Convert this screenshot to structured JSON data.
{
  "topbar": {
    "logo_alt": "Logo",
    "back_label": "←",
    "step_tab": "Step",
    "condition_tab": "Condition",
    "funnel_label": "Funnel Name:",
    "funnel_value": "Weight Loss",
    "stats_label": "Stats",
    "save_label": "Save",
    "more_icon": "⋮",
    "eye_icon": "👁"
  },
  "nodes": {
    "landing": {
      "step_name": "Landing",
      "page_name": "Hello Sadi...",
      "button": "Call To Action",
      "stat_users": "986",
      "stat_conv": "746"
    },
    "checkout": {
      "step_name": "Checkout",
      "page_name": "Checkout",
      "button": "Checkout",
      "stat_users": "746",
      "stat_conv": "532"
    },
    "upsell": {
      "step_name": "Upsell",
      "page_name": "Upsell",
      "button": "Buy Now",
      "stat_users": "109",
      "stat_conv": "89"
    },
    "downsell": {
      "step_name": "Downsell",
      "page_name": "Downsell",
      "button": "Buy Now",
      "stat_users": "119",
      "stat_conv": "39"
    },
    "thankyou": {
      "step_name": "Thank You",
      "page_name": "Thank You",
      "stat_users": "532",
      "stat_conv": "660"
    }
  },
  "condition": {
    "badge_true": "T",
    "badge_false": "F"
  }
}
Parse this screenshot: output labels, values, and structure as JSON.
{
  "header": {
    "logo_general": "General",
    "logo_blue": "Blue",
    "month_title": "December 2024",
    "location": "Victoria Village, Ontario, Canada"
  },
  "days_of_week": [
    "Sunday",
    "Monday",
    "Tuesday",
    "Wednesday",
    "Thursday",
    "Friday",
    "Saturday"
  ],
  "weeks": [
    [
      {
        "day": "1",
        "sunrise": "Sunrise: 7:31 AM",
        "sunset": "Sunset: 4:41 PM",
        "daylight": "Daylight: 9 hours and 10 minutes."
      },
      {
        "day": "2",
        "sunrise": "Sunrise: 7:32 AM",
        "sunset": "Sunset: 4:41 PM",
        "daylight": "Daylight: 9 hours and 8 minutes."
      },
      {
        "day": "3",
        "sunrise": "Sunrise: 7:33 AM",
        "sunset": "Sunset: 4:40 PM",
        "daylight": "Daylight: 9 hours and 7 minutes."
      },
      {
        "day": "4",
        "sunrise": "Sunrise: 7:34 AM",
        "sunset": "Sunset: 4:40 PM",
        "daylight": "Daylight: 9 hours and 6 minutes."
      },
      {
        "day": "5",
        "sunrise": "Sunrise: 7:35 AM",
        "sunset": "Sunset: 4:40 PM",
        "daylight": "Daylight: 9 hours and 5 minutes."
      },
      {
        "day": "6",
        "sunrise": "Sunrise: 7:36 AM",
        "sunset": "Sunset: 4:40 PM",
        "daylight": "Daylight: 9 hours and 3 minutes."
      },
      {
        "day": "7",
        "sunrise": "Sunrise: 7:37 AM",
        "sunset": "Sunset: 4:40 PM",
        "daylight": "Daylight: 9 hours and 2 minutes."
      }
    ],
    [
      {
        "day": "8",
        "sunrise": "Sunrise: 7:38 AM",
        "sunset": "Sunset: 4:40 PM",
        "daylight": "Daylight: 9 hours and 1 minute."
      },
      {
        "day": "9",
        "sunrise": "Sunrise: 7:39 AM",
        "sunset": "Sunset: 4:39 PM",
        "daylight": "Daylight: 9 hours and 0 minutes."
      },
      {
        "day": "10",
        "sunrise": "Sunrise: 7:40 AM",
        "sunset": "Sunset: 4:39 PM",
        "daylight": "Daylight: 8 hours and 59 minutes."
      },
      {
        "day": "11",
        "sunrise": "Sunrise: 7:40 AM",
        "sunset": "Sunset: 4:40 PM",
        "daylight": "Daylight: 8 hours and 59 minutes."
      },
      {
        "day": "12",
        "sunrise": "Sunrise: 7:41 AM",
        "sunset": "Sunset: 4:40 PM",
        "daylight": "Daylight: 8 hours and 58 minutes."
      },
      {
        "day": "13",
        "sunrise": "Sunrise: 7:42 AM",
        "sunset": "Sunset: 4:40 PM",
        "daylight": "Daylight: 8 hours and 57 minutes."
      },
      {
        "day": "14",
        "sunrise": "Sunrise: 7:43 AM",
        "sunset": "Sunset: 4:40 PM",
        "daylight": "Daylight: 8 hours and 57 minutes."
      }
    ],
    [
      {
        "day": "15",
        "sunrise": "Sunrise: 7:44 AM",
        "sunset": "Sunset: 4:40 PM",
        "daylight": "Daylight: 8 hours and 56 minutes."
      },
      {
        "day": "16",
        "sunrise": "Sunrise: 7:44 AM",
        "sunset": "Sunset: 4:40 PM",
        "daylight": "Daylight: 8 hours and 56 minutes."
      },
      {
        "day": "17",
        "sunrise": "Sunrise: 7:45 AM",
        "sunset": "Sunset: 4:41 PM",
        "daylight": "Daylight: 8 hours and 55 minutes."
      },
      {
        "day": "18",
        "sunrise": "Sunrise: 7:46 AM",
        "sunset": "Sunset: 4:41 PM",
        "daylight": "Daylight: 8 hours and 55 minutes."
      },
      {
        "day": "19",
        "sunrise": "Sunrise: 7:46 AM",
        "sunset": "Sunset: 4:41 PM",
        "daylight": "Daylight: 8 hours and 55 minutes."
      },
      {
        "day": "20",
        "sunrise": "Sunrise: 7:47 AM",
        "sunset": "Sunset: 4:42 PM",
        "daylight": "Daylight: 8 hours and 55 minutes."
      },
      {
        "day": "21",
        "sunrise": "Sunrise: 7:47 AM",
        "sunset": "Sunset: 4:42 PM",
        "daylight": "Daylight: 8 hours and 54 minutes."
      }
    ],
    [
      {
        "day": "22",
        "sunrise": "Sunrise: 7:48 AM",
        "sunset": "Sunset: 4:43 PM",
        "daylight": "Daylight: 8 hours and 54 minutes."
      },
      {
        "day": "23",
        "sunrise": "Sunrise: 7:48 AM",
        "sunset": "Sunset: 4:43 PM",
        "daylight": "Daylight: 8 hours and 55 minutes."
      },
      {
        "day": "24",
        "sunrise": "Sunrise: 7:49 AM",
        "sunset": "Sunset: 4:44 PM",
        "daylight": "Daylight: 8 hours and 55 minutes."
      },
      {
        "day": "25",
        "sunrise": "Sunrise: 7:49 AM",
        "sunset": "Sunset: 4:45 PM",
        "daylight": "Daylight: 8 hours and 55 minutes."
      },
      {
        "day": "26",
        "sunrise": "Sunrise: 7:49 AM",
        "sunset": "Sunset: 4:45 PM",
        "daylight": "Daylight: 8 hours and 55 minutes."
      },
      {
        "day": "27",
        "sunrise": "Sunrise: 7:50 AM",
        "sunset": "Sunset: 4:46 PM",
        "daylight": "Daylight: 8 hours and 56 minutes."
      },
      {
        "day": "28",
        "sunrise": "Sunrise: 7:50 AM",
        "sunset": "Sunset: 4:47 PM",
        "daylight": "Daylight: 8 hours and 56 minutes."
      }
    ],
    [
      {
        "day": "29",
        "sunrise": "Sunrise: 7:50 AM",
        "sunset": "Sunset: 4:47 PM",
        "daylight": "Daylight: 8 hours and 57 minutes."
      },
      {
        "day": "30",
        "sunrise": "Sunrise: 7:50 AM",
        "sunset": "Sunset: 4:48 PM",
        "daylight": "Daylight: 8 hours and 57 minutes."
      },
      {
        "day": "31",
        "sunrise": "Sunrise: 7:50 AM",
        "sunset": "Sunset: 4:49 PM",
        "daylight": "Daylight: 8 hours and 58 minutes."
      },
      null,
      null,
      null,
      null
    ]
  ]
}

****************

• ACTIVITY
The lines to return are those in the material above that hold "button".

• RESPONSE TO THE TASK
      "button": "Call To Action",
      "button": "Checkout",
      "button": "Buy Now",
      "button": "Buy Now",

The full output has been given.